LNB. Under the Change in Bank Control Act, 12 U.S.C. § 1817, Rhon
filed a Notice of Change in Bank Control, which the Board ultimately
approved in December 1991 after securing various commitments from Rhon.
One of these commitments required Rhon to seek Board approval prior to
assuming control over more than 25% of LNB's stock.
In October 1993, Incus Co. Ltd. ("Incus"), a bank holding company
controlled by Rhon, sought to obtain a large block of LNB's outstanding
voting shares. On October 13, 1993, pursuant to Rhon's December 1991
commitment, Rhon and Incus filed another Notice of Change in Bank
Control. Relying on certain representations from Rhon, the Board approved
the Notice in January 1994.
On December 16, 1997, the Board issued a Notice of Charges alleging
that Rhon and Incus had reneged on prior commitments to the Board and
were guilty of violating the BHC Act, the Change in Bank Control Act, and
other federal laws. Under the Board's Rules of Practice,
12 C.F.R. § 263.26, the matter was assigned to Administrative Law
Judge Arthur L. Shipe.
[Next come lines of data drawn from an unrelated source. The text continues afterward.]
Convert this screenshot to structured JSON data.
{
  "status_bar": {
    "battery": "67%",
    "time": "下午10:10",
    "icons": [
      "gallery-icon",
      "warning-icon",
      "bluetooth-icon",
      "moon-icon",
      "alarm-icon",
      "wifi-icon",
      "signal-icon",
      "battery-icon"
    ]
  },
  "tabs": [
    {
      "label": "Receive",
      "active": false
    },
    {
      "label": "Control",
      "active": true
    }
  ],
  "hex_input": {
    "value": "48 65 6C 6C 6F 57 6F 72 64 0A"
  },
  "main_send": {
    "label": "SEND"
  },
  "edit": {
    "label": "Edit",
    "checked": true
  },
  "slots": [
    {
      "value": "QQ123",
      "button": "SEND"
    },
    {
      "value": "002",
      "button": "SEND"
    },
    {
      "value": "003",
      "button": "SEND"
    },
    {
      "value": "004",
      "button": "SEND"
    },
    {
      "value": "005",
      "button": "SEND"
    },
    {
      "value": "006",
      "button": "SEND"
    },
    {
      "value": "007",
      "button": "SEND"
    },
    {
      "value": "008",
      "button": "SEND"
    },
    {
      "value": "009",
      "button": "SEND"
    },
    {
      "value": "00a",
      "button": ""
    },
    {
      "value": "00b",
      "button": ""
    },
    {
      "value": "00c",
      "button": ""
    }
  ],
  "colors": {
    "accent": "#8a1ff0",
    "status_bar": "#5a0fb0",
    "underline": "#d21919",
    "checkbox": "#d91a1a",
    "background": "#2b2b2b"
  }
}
After Rhon and Incus requested a full hearing, the
Board's Enforcement Counsel ("EC") requested that Judge Shipe issue a
subpoena duces tecum to Interfinancial Services, Ltd.
("Interfinancial"), a subsidiary of a Mexican brokerage firm controlled
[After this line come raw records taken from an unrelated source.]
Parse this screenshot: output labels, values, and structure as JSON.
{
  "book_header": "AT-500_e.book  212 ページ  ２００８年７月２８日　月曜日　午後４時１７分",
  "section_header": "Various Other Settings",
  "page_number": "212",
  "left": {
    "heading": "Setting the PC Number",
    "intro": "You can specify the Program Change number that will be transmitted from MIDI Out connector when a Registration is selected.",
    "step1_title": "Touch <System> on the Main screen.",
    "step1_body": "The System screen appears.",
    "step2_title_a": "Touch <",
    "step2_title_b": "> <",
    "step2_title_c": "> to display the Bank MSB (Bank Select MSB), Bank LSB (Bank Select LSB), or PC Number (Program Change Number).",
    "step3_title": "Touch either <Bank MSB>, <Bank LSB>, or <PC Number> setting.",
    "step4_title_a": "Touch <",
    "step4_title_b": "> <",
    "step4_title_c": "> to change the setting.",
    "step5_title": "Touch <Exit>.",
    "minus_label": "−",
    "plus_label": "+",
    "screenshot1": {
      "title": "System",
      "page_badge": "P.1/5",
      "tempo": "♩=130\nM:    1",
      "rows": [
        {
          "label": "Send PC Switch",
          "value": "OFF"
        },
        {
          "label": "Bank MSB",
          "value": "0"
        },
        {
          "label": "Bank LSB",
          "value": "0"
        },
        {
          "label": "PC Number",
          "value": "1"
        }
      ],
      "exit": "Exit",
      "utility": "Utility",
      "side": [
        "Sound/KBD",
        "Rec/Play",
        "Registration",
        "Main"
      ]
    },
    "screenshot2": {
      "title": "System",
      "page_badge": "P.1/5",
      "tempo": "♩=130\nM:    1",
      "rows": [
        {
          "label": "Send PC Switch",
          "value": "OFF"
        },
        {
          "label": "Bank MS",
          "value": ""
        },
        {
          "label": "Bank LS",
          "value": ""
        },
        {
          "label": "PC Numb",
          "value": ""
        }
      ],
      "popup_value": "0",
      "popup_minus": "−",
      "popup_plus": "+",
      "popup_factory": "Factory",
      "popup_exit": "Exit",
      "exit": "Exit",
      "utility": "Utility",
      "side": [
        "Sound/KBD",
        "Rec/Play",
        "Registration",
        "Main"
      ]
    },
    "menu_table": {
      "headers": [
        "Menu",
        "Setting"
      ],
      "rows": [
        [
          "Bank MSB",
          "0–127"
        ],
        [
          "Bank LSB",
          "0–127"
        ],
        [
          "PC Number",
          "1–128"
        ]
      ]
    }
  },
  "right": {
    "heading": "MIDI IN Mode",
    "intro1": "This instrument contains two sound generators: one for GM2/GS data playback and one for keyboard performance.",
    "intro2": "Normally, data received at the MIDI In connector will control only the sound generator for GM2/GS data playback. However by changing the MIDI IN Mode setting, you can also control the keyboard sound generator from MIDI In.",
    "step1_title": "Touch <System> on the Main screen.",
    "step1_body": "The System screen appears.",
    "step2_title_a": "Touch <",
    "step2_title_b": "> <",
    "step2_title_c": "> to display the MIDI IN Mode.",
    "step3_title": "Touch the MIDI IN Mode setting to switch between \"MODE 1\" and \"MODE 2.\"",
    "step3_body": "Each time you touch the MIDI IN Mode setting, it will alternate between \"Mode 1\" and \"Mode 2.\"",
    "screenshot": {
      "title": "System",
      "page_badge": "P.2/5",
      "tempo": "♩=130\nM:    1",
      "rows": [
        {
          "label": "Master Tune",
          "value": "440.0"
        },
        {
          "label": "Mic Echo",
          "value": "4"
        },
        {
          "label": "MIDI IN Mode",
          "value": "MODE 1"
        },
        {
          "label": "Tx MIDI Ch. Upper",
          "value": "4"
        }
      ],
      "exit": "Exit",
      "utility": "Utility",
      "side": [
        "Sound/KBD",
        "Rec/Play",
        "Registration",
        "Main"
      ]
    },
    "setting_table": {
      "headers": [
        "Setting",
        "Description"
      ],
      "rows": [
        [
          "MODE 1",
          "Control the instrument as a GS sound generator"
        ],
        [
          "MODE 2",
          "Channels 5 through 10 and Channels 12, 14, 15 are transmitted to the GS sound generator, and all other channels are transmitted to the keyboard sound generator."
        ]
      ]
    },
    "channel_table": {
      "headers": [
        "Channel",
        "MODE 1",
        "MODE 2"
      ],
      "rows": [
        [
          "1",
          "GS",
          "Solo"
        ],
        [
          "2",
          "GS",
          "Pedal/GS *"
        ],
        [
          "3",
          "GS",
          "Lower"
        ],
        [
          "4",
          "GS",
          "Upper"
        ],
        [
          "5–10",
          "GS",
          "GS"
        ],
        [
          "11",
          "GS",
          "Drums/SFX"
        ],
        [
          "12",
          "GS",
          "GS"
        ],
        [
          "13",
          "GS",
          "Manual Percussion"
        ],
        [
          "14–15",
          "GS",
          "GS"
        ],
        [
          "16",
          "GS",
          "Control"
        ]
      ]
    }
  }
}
by Rhon and incorporated under the laws of the British Virgin Islands.
On October 6, 1999, Interfinancial moved to quash the subpoena duces
tecum, contending that the documents named in the subpoena were
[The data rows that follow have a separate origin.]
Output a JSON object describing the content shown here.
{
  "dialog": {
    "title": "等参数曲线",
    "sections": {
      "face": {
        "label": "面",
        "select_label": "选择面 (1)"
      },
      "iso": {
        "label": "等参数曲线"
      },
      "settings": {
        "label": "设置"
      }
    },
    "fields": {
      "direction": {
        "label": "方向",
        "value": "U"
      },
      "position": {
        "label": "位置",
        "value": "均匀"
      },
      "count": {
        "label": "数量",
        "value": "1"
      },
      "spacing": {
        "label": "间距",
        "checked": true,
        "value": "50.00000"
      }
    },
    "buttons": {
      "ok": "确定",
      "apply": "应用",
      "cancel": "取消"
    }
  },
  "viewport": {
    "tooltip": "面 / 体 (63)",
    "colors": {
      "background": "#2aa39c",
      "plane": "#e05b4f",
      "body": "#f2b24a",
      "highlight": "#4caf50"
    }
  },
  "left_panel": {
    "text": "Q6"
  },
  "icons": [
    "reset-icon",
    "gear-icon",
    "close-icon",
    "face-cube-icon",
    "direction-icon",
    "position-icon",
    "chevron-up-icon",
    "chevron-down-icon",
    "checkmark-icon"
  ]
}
irrelevant to the pending inquiry and that compliance with the subpoena
would violate Mexican financial privacy laws. Judge Shipe rejected these
arguments and denied the motion to quash on December 8, 1999.
Subsequently, counsel for Interfinancial agreed to produce the requested
documents. However, as of February 4, 2000, Interfinancial had yet to
fully comply with the subpoena.
The Board applied for an Order to Show Cause on February 9, 2000. On
March 8, 2000, this court issued the requested Order to Show Cause, and a
hearing was held on March 17, 2000. This court today grants the Board's
motion and requires respondent to fully comply with the subpoena duces
Respondent asserts that the subpoena duces tecum requires
Interfinancial to release sensitive account and transaction information
in violation of Mexican law. To support its position, respondent
submitted an opinion from a Mexican law firm citing the "Secrecy in the
Securities Market" principle codified in Article 25 of the Mexican
Securities Market Act: "Brokerage Houses cannot give information on the
transactions they undertake or those in which they participate, except
for information requested by the client . . . or his legal
This court finds that the Securities Secrecy principle does not
preclude the release of the subpoenaed documents. Article 8 of the Mexican
Securities Market Act states that "[t]he Ministry of Finance and Public
Credit shall be the competent organization to interpret the provisions of
this Law, and, through general rules, to provide everything with respect
to its application." Availing themselves of this discretion, on September
7, 1999 the Undersecretary of Finance and Public Credit of Mexico issued
the following ruling: "Mexican securities brokerage firms . . . should
carry out their operations subject to the foreign legislation applicable
to them . . . International Services, Ltd. is not subject to the legal
regime set forth in Article 25 of the Securities Market Law, nor are its
operations a subject matter of such law." See exhibits A-B to Enforcement
Counsel's Opposition to Motion to Quash, Attachment E. The Administrative
Judge determined that the ...